- PROBLEM TO SOLVE
Your answer must be the records, copied with no change.

· · · ·

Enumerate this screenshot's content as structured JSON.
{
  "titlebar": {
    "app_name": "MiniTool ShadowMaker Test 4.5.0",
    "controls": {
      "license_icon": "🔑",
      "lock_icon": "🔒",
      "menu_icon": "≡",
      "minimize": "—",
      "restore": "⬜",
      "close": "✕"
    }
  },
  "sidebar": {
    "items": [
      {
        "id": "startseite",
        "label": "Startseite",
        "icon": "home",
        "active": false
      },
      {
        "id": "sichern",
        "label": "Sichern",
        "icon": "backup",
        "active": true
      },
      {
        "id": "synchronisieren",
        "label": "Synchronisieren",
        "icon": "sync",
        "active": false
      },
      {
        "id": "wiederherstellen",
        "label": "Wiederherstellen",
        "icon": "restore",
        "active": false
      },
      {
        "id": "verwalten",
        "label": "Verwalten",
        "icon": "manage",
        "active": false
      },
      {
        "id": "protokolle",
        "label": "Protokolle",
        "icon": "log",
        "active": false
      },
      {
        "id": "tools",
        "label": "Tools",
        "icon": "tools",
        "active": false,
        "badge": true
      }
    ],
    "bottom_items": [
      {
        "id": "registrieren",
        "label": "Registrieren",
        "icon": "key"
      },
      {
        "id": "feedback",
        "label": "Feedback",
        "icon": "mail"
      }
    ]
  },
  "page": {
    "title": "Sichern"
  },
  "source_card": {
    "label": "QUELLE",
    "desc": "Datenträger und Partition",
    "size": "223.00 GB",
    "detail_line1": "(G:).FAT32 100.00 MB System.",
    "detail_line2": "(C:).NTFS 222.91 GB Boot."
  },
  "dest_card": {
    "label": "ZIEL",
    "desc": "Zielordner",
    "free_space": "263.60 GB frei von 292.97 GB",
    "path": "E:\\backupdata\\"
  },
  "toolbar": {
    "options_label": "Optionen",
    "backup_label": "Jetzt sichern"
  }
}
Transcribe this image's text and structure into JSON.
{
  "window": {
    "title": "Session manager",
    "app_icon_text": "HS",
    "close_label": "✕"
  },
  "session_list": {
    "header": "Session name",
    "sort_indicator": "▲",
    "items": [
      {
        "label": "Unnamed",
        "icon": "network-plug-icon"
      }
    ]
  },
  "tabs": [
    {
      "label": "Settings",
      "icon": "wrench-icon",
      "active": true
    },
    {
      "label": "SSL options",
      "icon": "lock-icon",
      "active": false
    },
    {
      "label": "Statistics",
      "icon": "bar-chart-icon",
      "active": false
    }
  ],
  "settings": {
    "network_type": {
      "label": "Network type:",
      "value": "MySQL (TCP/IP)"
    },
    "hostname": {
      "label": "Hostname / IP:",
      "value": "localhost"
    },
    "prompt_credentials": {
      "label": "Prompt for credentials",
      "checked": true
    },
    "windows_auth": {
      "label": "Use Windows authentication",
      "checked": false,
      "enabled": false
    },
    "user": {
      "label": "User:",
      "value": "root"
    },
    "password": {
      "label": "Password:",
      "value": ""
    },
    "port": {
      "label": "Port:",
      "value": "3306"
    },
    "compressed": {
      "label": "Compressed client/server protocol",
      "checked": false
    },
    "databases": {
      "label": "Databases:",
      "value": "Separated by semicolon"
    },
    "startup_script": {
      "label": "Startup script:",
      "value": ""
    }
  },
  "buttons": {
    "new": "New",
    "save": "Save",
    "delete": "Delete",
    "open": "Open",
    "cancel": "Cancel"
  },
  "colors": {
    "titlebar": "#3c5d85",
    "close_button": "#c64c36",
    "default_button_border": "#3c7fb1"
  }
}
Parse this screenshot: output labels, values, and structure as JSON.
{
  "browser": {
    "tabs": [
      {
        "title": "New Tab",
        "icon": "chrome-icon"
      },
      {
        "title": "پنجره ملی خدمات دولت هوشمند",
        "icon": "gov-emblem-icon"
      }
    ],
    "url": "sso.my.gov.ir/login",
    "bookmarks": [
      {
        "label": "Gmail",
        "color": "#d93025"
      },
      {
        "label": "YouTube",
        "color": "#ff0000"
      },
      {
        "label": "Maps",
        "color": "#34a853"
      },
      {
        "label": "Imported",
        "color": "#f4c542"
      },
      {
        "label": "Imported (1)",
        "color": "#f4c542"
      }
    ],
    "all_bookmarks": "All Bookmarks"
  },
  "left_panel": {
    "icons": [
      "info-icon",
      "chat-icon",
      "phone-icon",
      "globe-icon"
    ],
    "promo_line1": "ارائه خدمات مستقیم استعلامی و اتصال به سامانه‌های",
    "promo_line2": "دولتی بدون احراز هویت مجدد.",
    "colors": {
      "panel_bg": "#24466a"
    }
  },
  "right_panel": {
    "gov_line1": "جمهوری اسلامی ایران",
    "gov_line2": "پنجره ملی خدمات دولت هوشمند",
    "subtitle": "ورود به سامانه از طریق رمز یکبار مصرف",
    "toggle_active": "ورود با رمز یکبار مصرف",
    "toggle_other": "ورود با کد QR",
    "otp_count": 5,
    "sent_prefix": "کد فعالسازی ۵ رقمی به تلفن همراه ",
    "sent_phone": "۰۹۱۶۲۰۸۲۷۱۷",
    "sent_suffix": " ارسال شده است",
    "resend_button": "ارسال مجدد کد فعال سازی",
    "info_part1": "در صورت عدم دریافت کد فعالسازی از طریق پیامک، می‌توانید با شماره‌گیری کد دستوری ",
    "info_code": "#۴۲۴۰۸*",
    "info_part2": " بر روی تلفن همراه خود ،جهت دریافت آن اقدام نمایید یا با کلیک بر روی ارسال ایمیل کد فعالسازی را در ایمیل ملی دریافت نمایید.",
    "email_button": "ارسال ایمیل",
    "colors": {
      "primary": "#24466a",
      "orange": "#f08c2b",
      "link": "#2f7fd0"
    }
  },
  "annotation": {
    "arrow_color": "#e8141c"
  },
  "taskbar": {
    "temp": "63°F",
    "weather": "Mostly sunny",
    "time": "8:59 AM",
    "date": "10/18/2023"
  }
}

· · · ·

- RESPONSE
Enumerate this screenshot's content as structured JSON.
{
  "titlebar": {
    "app_name": "MiniTool ShadowMaker Test 4.5.0",
    "controls": {
      "license_icon": "🔑",
      "lock_icon": "🔒",
      "menu_icon": "≡",
      "minimize": "—",
      "restore": "⬜",
      "close": "✕"
    }
  },
  "sidebar": {
    "items": [
      {
        "id": "startseite",
        "label": "Startseite",
        "icon": "home",
        "active": false
      },
      {
        "id": "sichern",
        "label": "Sichern",
        "icon": "backup",
        "active": true
      },
      {
        "id": "synchronisieren",
        "label": "Synchronisieren",
        "icon": "sync",
        "active": false
      },
      {
        "id": "wiederherstellen",
        "label": "Wiederherstellen",
        "icon": "restore",
        "active": false
      },
      {
        "id": "verwalten",
        "label": "Verwalten",
        "icon": "manage",
        "active": false
      },
      {
        "id": "protokolle",
        "label": "Protokolle",
        "icon": "log",
        "active": false
      },
      {
        "id": "tools",
        "label": "Tools",
        "icon": "tools",
        "active": false,
        "badge": true
      }
    ],
    "bottom_items": [
      {
        "id": "registrieren",
        "label": "Registrieren",
        "icon": "key"
      },
      {
        "id": "feedback",
        "label": "Feedback",
        "icon": "mail"
      }
    ]
  },
  "page": {
    "title": "Sichern"
  },
  "source_card": {
    "label": "QUELLE",
    "desc": "Datenträger und Partition",
    "size": "223.00 GB",
    "detail_line1": "(G:).FAT32 100.00 MB System.",
    "detail_line2": "(C:).NTFS 222.91 GB Boot."
  },
  "dest_card": {
    "label": "ZIEL",
    "desc": "Zielordner",
    "free_space": "263.60 GB frei von 292.97 GB",
    "path": "E:\\backupdata\\"
  },
  "toolbar": {
    "options_label": "Optionen",
    "backup_label": "Jetzt sichern"
  }
}
Transcribe this image's text and structure into JSON.
{
  "window": {
    "title": "Session manager",
    "app_icon_text": "HS",
    "close_label": "✕"
  },
  "session_list": {
    "header": "Session name",
    "sort_indicator": "▲",
    "items": [
      {
        "label": "Unnamed",
        "icon": "network-plug-icon"
      }
    ]
  },
  "tabs": [
    {
      "label": "Settings",
      "icon": "wrench-icon",
      "active": true
    },
    {
      "label": "SSL options",
      "icon": "lock-icon",
      "active": false
    },
    {
      "label": "Statistics",
      "icon": "bar-chart-icon",
      "active": false
    }
  ],
  "settings": {
    "network_type": {
      "label": "Network type:",
      "value": "MySQL (TCP/IP)"
    },
    "hostname": {
      "label": "Hostname / IP:",
      "value": "localhost"
    },
    "prompt_credentials": {
      "label": "Prompt for credentials",
      "checked": true
    },
    "windows_auth": {
      "label": "Use Windows authentication",
      "checked": false,
      "enabled": false
    },
    "user": {
      "label": "User:",
      "value": "root"
    },
    "password": {
      "label": "Password:",
      "value": ""
    },
    "port": {
      "label": "Port:",
      "value": "3306"
    },
    "compressed": {
      "label": "Compressed client/server protocol",
      "checked": false
    },
    "databases": {
      "label": "Databases:",
      "value": "Separated by semicolon"
    },
    "startup_script": {
      "label": "Startup script:",
      "value": ""
    }
  },
  "buttons": {
    "new": "New",
    "save": "Save",
    "delete": "Delete",
    "open": "Open",
    "cancel": "Cancel"
  },
  "colors": {
    "titlebar": "#3c5d85",
    "close_button": "#c64c36",
    "default_button_border": "#3c7fb1"
  }
}
Parse this screenshot: output labels, values, and structure as JSON.
{
  "browser": {
    "tabs": [
      {
        "title": "New Tab",
        "icon": "chrome-icon"
      },
      {
        "title": "پنجره ملی خدمات دولت هوشمند",
        "icon": "gov-emblem-icon"
      }
    ],
    "url": "sso.my.gov.ir/login",
    "bookmarks": [
      {
        "label": "Gmail",
        "color": "#d93025"
      },
      {
        "label": "YouTube",
        "color": "#ff0000"
      },
      {
        "label": "Maps",
        "color": "#34a853"
      },
      {
        "label": "Imported",
        "color": "#f4c542"
      },
      {
        "label": "Imported (1)",
        "color": "#f4c542"
      }
    ],
    "all_bookmarks": "All Bookmarks"
  },
  "left_panel": {
    "icons": [
      "info-icon",
      "chat-icon",
      "phone-icon",
      "globe-icon"
    ],
    "promo_line1": "ارائه خدمات مستقیم استعلامی و اتصال به سامانه‌های",
    "promo_line2": "دولتی بدون احراز هویت مجدد.",
    "colors": {
      "panel_bg": "#24466a"
    }
  },
  "right_panel": {
    "gov_line1": "جمهوری اسلامی ایران",
    "gov_line2": "پنجره ملی خدمات دولت هوشمند",
    "subtitle": "ورود به سامانه از طریق رمز یکبار مصرف",
    "toggle_active": "ورود با رمز یکبار مصرف",
    "toggle_other": "ورود با کد QR",
    "otp_count": 5,
    "sent_prefix": "کد فعالسازی ۵ رقمی به تلفن همراه ",
    "sent_phone": "۰۹۱۶۲۰۸۲۷۱۷",
    "sent_suffix": " ارسال شده است",
    "resend_button": "ارسال مجدد کد فعال سازی",
    "info_part1": "در صورت عدم دریافت کد فعالسازی از طریق پیامک، می‌توانید با شماره‌گیری کد دستوری ",
    "info_code": "#۴۲۴۰۸*",
    "info_part2": " بر روی تلفن همراه خود ،جهت دریافت آن اقدام نمایید یا با کلیک بر روی ارسال ایمیل کد فعالسازی را در ایمیل ملی دریافت نمایید.",
    "email_button": "ارسال ایمیل",
    "colors": {
      "primary": "#24466a",
      "orange": "#f08c2b",
      "link": "#2f7fd0"
    }
  },
  "annotation": {
    "arrow_color": "#e8141c"
  },
  "taskbar": {
    "temp": "63°F",
    "weather": "Mostly sunny",
    "time": "8:59 AM",
    "date": "10/18/2023"
  }
}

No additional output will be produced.